As major corporations and small businesses are finding - in the age of blogs, social networking sites, and video-sharing communities - creating a viral campaign has enormous potential for buzz. In fact, it has become such a vital component for marketing a new product that even companies like Nielsen offer "buzz tracking" services.
In fact, in a recent article by Nielsen on this same topic, the company states, "After analyzing blog buzz volume, ad spending, purchase intentions, and actual product sales, Nielsen found the best predictor of buzz for newly launched consumer-packaged-goods (CPG) is a large advertising budget." Did you think buzz came naturally? No, my friend. You have to create buzz.
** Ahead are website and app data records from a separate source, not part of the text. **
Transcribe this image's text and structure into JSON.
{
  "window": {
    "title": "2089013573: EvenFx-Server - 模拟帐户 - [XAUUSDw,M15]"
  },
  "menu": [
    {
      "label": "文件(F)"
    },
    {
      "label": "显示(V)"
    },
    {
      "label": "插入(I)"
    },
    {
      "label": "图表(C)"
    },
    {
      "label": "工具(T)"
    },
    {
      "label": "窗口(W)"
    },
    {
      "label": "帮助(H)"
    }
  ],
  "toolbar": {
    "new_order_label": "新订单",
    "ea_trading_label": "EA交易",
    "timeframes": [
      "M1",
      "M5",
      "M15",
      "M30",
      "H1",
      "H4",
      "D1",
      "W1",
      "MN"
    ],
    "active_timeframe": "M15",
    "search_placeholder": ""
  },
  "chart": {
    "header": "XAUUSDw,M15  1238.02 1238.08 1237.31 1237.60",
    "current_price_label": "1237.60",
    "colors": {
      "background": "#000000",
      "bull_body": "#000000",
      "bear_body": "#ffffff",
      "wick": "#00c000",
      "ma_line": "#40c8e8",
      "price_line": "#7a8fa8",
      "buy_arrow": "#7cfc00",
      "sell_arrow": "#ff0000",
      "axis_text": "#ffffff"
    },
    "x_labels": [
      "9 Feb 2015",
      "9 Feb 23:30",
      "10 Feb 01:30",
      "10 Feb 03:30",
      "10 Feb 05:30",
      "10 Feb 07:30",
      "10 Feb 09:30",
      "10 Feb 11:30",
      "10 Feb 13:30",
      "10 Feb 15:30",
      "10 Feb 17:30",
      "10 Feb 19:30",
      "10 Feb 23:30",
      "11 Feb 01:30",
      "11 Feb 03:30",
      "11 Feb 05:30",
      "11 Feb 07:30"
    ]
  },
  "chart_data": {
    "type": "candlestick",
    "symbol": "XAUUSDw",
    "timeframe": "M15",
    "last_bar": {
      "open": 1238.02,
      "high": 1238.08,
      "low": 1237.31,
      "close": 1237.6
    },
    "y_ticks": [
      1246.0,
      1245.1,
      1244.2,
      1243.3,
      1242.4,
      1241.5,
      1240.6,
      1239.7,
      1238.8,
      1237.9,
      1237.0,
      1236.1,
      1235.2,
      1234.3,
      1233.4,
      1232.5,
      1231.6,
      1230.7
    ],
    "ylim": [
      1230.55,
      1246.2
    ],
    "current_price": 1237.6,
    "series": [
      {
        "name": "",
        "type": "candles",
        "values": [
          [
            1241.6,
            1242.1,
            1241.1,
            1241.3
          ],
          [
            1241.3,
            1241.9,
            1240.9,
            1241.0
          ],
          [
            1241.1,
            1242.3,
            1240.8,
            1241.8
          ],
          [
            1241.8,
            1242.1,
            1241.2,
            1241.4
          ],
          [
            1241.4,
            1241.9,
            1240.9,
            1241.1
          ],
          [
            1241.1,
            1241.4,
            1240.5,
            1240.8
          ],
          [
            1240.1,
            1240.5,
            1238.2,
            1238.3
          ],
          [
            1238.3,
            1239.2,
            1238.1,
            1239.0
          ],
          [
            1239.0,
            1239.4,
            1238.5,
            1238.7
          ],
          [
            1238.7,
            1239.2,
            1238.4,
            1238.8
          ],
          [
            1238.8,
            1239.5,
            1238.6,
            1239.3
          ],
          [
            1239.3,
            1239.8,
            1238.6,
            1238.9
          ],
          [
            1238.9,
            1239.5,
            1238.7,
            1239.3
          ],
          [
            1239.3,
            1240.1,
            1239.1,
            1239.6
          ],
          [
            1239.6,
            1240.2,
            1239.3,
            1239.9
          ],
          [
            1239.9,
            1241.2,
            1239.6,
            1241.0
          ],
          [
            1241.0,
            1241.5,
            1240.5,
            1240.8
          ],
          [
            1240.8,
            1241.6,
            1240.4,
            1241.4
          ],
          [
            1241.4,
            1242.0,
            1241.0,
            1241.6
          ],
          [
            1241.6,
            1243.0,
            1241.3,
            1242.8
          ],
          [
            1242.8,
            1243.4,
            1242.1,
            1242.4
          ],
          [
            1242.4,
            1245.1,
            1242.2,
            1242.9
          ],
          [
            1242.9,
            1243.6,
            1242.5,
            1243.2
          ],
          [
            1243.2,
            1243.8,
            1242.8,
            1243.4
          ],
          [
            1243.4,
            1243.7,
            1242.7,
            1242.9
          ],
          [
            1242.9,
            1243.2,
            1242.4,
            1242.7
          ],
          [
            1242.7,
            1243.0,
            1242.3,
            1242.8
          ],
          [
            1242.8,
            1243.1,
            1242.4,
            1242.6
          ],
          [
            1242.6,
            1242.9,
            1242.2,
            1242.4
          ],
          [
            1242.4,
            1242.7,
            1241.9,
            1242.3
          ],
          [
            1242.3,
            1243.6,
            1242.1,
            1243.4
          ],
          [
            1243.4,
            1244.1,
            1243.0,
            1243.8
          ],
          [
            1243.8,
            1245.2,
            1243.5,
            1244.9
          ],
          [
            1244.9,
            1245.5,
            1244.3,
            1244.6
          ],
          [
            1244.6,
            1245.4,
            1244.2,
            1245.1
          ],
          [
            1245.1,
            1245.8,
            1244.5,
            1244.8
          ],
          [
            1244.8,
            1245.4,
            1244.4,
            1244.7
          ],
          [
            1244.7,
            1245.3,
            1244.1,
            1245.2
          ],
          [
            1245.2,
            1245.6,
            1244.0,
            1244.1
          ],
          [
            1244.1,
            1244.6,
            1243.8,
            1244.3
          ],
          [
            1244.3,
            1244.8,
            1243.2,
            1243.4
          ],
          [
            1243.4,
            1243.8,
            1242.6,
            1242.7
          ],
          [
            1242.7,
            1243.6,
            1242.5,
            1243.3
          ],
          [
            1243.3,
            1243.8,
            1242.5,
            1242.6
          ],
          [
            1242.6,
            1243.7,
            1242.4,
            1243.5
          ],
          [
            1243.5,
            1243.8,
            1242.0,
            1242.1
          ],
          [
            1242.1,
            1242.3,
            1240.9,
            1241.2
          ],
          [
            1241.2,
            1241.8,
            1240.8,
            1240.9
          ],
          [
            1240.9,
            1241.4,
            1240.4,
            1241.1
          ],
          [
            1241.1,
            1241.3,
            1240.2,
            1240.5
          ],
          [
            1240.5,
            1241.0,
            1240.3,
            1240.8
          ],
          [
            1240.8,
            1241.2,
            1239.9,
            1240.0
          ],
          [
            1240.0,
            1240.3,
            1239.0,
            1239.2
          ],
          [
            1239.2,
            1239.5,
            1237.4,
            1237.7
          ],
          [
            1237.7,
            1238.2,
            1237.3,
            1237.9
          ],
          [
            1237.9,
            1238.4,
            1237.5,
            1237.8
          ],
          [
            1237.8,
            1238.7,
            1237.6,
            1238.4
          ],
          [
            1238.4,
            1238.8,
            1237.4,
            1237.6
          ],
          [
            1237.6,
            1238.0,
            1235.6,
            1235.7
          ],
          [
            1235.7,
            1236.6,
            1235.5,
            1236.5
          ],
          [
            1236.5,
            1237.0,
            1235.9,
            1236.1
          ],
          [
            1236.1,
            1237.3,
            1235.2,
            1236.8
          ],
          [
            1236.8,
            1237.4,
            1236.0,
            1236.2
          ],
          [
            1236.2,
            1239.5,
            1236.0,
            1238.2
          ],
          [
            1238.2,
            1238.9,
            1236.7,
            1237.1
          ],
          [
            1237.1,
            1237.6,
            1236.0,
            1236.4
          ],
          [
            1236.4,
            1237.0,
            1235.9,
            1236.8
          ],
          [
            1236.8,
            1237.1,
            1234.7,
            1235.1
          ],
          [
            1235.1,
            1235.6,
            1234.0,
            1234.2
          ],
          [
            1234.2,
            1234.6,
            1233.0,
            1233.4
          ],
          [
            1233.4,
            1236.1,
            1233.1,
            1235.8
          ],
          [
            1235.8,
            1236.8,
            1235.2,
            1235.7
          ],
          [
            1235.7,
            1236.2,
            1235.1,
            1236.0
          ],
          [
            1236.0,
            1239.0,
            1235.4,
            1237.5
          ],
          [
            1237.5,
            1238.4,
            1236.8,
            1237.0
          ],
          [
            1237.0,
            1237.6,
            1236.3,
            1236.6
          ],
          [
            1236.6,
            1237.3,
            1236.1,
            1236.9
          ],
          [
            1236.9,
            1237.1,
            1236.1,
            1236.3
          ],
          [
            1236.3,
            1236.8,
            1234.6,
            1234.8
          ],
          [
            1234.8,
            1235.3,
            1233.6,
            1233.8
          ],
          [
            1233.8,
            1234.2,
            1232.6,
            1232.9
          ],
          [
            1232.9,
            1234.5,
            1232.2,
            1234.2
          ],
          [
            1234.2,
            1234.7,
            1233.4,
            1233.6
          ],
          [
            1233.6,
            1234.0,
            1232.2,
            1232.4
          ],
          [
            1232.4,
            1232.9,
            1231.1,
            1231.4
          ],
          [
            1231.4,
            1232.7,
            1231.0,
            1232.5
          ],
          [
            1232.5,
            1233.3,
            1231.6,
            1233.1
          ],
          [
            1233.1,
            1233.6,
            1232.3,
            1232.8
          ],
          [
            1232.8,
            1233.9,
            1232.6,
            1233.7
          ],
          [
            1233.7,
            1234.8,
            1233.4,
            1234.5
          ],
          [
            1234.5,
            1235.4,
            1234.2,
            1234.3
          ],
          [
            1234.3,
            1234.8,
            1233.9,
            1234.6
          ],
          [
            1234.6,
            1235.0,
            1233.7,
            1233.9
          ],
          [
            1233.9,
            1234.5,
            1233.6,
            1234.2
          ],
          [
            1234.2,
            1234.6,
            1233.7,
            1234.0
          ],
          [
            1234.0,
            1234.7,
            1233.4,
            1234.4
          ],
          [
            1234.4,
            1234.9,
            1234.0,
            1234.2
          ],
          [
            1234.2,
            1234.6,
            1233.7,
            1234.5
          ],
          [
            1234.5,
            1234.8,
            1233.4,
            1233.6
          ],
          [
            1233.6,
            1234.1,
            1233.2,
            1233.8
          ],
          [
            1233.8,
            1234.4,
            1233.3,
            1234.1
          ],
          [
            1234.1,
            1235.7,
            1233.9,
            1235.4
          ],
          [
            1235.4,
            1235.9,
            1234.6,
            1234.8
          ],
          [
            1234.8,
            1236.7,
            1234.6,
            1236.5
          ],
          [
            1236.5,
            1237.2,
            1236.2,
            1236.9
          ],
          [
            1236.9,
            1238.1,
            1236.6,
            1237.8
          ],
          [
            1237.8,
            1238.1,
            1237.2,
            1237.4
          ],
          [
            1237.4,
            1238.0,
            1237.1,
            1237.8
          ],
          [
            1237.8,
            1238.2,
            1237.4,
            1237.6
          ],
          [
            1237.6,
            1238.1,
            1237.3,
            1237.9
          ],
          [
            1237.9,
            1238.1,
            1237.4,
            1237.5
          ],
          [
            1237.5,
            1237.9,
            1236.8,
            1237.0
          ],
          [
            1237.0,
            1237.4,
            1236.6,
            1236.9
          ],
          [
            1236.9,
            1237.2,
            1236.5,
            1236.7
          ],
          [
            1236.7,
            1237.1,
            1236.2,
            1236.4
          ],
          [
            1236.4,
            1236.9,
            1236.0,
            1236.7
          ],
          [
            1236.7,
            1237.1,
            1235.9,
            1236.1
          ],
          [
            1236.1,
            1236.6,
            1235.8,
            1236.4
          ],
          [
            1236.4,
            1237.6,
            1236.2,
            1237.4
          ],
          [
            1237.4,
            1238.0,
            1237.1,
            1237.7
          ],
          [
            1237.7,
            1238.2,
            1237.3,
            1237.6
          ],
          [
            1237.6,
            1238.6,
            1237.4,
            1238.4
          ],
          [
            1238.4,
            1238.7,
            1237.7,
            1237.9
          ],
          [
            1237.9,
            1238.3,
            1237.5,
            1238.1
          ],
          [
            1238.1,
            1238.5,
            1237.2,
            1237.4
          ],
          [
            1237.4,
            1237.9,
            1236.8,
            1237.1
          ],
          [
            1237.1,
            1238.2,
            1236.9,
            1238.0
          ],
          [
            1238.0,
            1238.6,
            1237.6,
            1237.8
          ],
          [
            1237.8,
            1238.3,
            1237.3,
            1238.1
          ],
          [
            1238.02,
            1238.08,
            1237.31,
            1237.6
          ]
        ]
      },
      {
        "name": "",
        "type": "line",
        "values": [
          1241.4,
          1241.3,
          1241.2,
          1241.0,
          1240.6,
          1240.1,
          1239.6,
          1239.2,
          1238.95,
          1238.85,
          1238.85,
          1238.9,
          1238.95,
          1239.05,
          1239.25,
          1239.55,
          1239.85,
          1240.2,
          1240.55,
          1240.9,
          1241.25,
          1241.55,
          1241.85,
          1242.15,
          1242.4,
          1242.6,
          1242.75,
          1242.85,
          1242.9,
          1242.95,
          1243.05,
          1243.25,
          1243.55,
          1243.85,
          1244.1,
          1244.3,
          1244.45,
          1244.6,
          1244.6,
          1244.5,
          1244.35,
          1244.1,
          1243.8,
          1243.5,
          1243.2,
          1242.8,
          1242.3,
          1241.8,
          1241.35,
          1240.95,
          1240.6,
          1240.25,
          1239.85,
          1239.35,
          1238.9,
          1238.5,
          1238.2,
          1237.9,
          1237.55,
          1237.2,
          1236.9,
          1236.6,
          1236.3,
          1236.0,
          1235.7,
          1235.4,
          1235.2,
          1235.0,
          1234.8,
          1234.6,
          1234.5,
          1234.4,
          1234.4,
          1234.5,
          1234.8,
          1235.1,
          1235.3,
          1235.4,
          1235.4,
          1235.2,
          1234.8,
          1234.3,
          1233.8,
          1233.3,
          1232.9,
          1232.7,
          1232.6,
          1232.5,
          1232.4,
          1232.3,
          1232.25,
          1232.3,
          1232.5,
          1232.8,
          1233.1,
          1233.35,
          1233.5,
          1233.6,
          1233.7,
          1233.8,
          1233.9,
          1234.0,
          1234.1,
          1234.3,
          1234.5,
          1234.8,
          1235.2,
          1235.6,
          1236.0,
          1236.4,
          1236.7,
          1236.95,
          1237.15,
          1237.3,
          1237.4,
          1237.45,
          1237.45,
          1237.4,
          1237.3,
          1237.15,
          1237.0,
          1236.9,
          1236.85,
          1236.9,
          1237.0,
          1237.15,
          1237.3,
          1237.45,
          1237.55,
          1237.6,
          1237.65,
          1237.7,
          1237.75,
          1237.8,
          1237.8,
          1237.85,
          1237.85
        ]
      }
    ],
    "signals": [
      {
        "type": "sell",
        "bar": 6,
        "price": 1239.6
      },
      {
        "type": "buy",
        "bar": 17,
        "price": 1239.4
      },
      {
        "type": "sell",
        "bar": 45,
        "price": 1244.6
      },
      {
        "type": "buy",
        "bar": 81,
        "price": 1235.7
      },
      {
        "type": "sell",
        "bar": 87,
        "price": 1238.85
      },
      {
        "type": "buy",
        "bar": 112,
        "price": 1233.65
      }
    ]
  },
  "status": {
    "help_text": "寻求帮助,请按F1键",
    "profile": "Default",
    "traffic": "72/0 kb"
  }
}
Creating Buzz that Boosts Sales
But how? What does it take to get people talking these days? How do you manage to pull off a new product launch with the full support of the public? Product distinctiveness is a definite plus, but the medium for the buzz is also important.
For instance, creating something that can be talked about and blogged about as well as captured and shared on video and in photos is the perfect scenario. But, what delivers that type of viral punch? Inflatables, for one thing.
Inflatables Create In-Person, Verbal, Print and Digital Buzz
When marketing a new product, what would turn people's heads as they were walking by? A 20-foot tall washer/dryer pair just might do it. How about a 15-foot high wine bottle or a 25-foot tall bag of dishwasher detergent? All are distinctive enough to capture attention right on the spot. These people magnets work equally well on adults and kids, so you get a broad spectrum of age groups. What's more, inflatables attract the press like flies to honey.
Taking a picture of a crowd of people is one thing. Publishing a picture of a crowd of people looking intently at a 10-foot tall shrimp wearing a hula skirt is another thing entirely!
But, the curiosity generation doesn't stop there. In addition to still photos, inflatables have a nifty habit of winding up on YouTube and other video-sharing websites. Video camera-toting individuals capture everything from Tweety Bird's rear end sticking out of a billboard in Times Square to an inflatable Hulk that appears at movie premieres. Do you hear the buzz getting louder?
Their color, size and sheer attention-grabbing capacity give any new product launch distinctiveness by association. Even if the product itself isn't something innovative or unique, marketing a new product using inflatables can lend some ingeniousness to the campaign as a whole.
Making plans now to create a little buzz for your next new product launch? Consider carefully. When you weigh the cost against the impact and the potential for buzz in its most desirable forms, inflatables get the job done every time.
By Stephanie Meacham © 2008, All Rights Reserved